  12. Kasan, J. L., & Harries, K. A. (2009). Repair of impact-damaged prestressed concrete bridge girders with carbon fiber reinforced polymers, Asia-Pacific Conference on FRP in Structures, Seoul, Korea.Google Scholar
  13. Klaiber, W. F., Wipf, T. J., & Kempers, B. J. (2003). Repair of damaged prestressed concrete bridges using CFRP, Mid-Continent Transportation Research Symposium, Iowa State University, Ames, IA.Google Scholar
  14. Nanni, A., Huang, P. C., & Tumialan, J. G. (2001). Strengthening of impact-damaged bridge girder using FRP laminates”, 9th International Conference, Structural Faults and Repair. London, UK: Engineering Technics Press.Google Scholar
  15. NCHRP R-514. (2004). National Cooperative Highway Research Program. Bonded repair and retrofit of concrete structures using FRP composites: recommended construction specifications and process control manual, Washington, DC.Google Scholar
  16. NCHRP R-655. (2010). National Cooperative Highway Research Program. Recommended guide specification for the design of externally bonded FRP systems for repair and strengthening of concrete bridge elements, Washington, DC.Google Scholar
  17. Razaqpur, G. A., & Isgor, B. (2006). Proposed shear design method for FRP-reinforced concrete members without stirrups. ACI Structural Journal,103(1), 93.Google Scholar
  18. Rosenboom, O., & Rizkalla, S. (2007). Analytical modeling of flexural debonding in CFRP strengthened reinforced or prestressed concrete beams. Proceedings of the 8th International Symposium on Fiber Reinforced Polymer Reinforcement for Concrete Structures (FRPRCS-8).Google Scholar
  19. Schiebel, S., Parretti, R., & Nanni, A. (2001). Repair and strengthening of impacted PC girders on bridge, Report A4845, Missouri Department of Transportation.Google Scholar
  20. Shanafelt, G. O., & Horn, W. B. (1980). Damage evaluation and repair methods for prestressed concrete bridge members, NCHRP Report 226, Project No. 12-21, Transportation Research Board, Washington, DC.Google Scholar
  21. Shanafelt, G. O., & Horn, W. B. (1985). Guidelines for evaluation and repair of prestressed concrete bridge members, NCHRP Report 280, Project No. 12-21(1), Transportation Research Board, Washington, DC.Google Scholar
  22. Shin, Y., & Lee, C. (2003). Flexural behavior of reinforced concrete girders strengthened with carbon fiber-reinforced polymer laminates at different levels of sustaining load.
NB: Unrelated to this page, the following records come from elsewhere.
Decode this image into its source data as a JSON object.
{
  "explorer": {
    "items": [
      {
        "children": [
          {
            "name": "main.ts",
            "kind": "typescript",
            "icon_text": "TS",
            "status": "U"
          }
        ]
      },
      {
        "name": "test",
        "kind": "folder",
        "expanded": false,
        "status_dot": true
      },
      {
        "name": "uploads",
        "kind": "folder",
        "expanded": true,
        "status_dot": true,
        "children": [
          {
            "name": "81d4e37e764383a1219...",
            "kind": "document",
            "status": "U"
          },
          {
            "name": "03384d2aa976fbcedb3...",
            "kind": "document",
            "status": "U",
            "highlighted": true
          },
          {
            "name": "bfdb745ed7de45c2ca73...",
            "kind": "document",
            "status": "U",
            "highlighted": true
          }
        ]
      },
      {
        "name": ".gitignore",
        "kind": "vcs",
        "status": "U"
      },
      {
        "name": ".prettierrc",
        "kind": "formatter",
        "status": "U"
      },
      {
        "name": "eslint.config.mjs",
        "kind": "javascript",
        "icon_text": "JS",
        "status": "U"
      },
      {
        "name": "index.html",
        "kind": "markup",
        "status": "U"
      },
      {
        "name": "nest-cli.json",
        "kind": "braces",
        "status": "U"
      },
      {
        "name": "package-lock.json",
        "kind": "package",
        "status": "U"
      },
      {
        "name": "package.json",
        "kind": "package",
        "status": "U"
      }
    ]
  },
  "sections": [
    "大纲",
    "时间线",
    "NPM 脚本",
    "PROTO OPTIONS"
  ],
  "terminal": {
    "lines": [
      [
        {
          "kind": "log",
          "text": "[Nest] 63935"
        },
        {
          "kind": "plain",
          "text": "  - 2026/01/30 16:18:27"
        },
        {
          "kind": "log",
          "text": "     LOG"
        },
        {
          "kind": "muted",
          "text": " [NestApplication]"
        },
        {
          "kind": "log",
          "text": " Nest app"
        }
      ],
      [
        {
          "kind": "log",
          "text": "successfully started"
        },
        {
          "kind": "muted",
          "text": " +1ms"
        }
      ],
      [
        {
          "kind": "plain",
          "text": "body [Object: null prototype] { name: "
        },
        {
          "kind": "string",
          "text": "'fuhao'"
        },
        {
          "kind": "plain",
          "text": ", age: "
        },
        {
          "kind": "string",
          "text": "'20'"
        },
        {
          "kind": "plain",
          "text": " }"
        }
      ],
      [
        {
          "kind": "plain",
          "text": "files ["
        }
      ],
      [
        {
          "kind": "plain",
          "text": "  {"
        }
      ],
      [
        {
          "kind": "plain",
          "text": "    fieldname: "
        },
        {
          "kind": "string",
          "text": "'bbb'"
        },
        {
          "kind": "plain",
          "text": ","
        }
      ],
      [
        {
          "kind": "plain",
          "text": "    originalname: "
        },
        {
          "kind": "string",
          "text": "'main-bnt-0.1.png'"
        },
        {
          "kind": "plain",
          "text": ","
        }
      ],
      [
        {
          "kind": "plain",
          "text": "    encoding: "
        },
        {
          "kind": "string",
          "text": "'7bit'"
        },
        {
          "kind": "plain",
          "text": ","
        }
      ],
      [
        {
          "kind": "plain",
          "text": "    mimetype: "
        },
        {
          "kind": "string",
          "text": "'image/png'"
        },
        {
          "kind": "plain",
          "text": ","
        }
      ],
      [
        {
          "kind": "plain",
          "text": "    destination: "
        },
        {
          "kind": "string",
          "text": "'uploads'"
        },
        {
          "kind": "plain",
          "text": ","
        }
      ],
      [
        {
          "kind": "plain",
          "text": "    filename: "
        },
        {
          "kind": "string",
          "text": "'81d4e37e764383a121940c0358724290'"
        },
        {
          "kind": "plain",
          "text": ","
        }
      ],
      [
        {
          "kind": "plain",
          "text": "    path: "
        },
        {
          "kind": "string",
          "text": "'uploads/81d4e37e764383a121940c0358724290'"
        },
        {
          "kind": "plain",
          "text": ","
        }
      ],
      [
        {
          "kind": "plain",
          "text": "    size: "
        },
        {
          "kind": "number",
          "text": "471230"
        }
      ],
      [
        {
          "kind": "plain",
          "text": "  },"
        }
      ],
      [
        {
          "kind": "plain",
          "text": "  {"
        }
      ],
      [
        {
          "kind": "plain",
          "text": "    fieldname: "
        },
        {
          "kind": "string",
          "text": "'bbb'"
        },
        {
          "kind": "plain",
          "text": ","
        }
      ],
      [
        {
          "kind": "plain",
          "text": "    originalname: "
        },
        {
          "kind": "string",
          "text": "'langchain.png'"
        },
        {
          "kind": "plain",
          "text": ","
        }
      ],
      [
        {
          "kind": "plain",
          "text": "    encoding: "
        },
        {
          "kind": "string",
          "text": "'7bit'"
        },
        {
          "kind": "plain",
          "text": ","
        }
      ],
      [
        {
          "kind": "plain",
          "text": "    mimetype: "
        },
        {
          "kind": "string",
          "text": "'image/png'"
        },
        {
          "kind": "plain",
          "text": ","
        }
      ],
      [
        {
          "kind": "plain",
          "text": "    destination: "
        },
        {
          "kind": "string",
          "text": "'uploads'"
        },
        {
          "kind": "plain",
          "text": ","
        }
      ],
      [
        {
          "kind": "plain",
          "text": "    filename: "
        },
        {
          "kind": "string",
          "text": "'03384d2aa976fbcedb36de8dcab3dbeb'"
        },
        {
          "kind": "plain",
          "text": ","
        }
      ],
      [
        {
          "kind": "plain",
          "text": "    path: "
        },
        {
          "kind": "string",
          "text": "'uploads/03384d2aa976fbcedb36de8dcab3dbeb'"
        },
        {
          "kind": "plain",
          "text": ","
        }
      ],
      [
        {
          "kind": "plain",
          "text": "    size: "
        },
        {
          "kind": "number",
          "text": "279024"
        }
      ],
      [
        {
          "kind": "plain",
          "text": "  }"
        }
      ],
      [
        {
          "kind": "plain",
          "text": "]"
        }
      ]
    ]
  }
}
ACI Structural Journal,100(2), 139.Google Scholar
  23. Stallings, J. M., Tedesco, J. W., El-Mihilmy, M., & McCauley, M. (2000). Field performance of FRP bridge repairs. Journal of Bridge Engineering,05(5), 107–113.View ArticleGoogle Scholar
  24. Tumialan, J. G., Huang, P. C., & Nanni, A. (2001). Strengthening of an impacted PC girder on bridge A10062, Final Report RDT01-013/RI99-041, Missouri Department of Transportation.Google Scholar

Copyright

© The Author(s) 2013

Advertisement